- Tagneto is
designed to not need an application server to render the HTML pages.
For many types of web applications, a good deal of work can be done
"offline", on a developer's box as part of a compile or transform step.
If Tagneto's motivational principles are strictly followed, all of the
View can be generated offline, and this allows for long cache times. For many
web applications (including this web site), that is the only source
processing that needs to be done.
- It is very easy to mix the
Model, View and Controller in SP. It is still possible to do that in Tagneto,
but the offline compile step really forces the developer to consider
the MVC boundaries.
- SP's syntax. This is a
highly subjective issue, so take it with a grain of salt. The syntax to
demarcate SP parsing does not look at home in HTML, and the script
languages used for server processing are different than the browser's
one language for both.
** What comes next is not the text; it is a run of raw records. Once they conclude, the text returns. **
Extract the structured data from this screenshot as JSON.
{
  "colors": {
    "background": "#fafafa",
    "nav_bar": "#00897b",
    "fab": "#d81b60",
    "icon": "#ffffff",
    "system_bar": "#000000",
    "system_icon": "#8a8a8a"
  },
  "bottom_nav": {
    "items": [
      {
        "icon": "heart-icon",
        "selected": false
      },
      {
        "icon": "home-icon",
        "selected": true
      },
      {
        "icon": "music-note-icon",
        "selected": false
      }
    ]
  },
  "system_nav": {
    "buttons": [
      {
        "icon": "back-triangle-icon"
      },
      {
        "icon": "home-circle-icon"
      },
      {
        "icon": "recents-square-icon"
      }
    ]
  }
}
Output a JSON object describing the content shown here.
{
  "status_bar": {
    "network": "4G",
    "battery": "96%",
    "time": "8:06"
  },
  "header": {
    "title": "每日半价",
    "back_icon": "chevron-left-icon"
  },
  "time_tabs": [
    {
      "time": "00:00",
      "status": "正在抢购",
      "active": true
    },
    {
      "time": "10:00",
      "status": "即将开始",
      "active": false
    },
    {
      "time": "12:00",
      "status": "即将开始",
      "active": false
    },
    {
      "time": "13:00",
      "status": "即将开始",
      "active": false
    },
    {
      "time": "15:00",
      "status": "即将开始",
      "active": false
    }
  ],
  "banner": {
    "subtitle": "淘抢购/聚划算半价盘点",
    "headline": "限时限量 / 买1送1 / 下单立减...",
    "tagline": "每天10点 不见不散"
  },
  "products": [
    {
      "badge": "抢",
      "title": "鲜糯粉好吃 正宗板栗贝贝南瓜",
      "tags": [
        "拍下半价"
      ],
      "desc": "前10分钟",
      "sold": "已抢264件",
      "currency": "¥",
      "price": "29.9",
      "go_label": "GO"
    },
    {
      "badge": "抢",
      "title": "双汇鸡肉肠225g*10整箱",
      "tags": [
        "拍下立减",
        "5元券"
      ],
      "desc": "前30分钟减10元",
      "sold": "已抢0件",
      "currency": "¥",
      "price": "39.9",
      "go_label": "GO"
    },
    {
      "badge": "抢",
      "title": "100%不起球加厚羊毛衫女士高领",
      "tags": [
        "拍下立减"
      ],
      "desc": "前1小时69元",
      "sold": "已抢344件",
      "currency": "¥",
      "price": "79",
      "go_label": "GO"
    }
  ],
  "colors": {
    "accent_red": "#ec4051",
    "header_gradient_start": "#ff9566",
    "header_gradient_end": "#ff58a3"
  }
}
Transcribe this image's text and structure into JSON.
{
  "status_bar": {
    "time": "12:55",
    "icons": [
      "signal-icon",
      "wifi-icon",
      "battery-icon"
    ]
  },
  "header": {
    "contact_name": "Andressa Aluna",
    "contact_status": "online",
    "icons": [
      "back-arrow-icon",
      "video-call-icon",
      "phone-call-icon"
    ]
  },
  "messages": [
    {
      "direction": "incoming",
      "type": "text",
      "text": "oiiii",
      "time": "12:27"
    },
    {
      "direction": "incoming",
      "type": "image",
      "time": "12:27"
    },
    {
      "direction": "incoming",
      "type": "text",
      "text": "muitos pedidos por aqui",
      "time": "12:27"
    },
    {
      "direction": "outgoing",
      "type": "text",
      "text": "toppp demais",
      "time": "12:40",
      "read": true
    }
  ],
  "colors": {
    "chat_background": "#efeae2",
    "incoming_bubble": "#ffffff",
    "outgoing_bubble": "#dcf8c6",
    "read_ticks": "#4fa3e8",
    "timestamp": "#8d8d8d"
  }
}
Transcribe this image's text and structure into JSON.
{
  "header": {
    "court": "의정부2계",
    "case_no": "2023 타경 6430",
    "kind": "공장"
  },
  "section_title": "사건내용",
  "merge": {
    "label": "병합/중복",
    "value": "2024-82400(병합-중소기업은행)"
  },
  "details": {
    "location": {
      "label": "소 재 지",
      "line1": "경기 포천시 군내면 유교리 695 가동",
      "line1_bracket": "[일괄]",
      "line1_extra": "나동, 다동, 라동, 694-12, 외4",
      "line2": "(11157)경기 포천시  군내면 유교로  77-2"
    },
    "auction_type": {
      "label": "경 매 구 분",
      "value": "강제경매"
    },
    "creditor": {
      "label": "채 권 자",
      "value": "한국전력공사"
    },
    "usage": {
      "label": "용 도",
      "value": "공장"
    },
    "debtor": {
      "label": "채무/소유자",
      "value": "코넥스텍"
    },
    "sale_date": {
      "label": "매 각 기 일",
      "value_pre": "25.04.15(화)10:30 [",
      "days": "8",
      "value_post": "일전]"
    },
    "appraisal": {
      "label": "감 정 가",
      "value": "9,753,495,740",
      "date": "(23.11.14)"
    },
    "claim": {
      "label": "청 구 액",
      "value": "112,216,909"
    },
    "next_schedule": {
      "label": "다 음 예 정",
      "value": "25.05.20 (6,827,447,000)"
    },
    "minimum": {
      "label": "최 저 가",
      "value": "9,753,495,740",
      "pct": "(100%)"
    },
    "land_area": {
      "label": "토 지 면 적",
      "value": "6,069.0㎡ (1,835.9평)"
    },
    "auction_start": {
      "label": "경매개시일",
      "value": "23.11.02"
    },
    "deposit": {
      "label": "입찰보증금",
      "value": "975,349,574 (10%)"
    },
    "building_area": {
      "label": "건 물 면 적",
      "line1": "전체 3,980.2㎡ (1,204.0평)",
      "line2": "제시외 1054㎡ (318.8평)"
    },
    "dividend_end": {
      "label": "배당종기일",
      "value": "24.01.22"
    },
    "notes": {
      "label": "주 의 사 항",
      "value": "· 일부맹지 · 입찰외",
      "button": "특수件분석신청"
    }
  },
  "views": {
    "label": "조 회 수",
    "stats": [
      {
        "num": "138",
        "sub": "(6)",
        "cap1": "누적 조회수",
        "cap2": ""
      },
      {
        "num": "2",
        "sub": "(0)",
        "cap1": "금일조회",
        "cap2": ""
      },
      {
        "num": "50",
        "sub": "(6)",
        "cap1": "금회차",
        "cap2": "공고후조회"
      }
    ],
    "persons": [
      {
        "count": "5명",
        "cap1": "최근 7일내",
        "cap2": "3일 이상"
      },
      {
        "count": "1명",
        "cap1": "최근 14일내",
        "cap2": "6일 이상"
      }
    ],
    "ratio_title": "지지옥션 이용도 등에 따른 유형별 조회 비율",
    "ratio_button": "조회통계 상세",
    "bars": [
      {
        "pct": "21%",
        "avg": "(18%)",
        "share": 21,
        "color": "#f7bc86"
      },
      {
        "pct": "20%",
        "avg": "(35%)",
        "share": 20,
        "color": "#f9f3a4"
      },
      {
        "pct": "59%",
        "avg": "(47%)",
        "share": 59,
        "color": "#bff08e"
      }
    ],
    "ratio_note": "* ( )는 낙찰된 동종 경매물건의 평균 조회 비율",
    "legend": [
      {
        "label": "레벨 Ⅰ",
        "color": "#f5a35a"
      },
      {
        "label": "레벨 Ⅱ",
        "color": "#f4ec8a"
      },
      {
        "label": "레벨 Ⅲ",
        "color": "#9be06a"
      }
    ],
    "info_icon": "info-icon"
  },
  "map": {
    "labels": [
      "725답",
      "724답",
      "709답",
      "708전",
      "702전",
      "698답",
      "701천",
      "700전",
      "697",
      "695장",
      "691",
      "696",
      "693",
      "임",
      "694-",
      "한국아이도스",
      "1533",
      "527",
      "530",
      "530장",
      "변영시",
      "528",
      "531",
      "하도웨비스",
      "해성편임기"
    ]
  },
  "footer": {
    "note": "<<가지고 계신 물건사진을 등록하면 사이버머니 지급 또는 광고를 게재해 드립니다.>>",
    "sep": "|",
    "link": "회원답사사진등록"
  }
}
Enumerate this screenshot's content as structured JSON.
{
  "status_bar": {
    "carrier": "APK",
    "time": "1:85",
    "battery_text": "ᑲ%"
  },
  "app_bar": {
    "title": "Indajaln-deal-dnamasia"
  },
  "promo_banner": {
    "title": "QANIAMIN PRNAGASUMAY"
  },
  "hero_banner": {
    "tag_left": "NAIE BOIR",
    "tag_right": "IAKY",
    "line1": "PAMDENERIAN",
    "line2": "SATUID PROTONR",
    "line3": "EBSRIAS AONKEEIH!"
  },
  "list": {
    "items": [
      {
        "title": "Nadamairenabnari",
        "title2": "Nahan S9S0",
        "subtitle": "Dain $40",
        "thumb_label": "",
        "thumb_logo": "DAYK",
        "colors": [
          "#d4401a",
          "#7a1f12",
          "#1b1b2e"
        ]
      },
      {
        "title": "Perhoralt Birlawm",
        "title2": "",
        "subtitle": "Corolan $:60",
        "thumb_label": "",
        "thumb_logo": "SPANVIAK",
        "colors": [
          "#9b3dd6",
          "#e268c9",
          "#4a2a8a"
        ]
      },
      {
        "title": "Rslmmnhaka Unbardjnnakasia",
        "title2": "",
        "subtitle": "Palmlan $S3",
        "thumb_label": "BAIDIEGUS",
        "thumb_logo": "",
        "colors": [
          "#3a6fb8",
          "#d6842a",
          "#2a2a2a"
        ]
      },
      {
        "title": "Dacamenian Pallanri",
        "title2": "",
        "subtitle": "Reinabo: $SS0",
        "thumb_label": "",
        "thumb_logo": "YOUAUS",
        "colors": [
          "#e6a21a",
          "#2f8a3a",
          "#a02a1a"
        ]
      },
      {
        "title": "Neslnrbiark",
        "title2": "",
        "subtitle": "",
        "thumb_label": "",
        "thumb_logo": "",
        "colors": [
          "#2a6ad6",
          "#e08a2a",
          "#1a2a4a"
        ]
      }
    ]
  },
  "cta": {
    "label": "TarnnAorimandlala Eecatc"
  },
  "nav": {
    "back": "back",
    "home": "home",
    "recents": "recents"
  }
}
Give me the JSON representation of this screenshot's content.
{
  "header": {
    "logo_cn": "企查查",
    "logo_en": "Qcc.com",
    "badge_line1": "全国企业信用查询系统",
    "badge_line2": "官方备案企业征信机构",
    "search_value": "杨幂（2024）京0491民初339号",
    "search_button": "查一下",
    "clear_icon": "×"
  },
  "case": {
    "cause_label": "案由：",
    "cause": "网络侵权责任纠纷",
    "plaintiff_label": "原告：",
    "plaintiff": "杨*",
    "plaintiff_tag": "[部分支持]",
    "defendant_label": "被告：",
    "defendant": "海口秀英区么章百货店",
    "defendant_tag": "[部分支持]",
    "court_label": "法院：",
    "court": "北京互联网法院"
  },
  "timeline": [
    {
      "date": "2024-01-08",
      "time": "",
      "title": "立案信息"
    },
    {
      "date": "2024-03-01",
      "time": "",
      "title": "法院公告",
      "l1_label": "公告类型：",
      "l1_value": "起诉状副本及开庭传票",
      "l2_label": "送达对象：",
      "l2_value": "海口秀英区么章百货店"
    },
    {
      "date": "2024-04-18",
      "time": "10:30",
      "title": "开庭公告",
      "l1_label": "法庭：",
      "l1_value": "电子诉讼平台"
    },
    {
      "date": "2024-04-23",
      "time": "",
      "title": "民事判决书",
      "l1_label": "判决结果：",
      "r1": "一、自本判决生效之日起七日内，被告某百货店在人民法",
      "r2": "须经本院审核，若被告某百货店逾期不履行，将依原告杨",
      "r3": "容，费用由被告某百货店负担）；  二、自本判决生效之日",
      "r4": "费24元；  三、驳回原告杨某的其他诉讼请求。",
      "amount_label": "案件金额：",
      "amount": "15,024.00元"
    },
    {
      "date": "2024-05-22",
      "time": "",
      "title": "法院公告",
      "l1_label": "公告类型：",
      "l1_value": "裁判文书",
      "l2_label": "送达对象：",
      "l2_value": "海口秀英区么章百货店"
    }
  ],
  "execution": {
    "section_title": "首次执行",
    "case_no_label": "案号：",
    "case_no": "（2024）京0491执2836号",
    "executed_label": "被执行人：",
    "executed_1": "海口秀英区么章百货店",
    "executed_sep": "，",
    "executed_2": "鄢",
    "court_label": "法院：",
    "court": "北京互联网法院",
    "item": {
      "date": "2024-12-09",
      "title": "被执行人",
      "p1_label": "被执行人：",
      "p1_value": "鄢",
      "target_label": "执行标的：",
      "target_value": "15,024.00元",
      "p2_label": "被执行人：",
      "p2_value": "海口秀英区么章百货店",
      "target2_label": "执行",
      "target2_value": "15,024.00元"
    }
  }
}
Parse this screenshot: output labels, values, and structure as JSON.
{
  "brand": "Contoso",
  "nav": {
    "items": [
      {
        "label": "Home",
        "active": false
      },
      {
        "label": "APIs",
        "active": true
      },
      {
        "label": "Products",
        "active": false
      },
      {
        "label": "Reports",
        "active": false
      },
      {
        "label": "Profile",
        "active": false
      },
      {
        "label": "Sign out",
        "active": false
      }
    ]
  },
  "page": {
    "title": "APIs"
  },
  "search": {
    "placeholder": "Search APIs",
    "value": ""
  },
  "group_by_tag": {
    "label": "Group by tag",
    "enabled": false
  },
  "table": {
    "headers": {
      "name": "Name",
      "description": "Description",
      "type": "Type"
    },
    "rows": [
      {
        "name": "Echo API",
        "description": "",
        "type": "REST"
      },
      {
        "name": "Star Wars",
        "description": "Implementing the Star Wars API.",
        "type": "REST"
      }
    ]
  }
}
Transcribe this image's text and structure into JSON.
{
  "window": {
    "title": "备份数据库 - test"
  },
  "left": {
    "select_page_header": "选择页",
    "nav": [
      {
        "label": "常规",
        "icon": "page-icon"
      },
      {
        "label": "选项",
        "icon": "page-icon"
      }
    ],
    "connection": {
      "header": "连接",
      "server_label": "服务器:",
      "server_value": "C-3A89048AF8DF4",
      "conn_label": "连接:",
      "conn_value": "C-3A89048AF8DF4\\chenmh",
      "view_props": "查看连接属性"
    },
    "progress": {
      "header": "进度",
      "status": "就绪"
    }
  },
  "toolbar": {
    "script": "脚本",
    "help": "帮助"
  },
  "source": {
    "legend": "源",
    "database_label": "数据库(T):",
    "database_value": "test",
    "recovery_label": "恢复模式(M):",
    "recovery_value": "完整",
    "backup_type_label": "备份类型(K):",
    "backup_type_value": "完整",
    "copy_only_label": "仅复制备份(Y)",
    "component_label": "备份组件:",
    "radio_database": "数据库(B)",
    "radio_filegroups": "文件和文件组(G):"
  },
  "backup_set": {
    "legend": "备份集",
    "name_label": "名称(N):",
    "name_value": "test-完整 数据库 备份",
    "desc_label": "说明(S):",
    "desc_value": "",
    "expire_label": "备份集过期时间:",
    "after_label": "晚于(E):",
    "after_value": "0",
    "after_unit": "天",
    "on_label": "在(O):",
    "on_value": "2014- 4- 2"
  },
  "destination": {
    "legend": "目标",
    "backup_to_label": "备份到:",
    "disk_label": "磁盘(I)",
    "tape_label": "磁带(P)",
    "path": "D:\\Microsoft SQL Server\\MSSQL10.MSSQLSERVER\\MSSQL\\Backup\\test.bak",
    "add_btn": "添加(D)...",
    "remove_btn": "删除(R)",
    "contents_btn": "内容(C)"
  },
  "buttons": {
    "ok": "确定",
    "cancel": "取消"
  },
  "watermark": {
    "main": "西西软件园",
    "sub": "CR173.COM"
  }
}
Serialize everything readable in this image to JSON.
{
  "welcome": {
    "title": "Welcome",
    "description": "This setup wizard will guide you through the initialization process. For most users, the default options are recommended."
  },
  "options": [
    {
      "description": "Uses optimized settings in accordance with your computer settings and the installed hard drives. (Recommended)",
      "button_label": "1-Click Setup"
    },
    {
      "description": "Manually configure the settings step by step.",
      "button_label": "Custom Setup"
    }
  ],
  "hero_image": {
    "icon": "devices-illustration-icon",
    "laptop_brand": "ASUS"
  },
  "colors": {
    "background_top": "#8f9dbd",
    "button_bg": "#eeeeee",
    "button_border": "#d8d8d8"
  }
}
- XML syntax for demarcating SP
parsing can be used, at least with JSPs, but it requires the entire
document to be valid XML. Tagneto can be used in non-valid HTML/XML.
However, the tags that Tagneto will handle do need to be either XML
conformant, or conformant to a defined alternate syntax. Support for a XML syntax and a XML Entity-like syntax is built in, and new ones can be defined.
SP include mechanism for including HTML fragments is weak on scoping
the script variables and for enforcing required script variables needed
for the include file. Tagneto allows for creating a child script scope for just the included file, and the view:inclueparam tag allows specifying required script variables needed for the included file.
- Tagneto is non-invasive to the source. No special tags need to be defined in the HTML that is to be processed. The tagneticconfig file specifies the parsing and tag rules for the source. This ability coupled with overlays and the TagDefine functionality allow for interesting possibilities.
Why Java?Java was Java used to build the View Assembly tool in Tagneto (The Java runtime is needed only by the web
developer, not on the web server or on the end users computer). Java was used
because that language is the most comfortable one for the author. It is
also nice that it is cross-platform, and has internationalization
and localization features built in. Being object-oriented makes it nice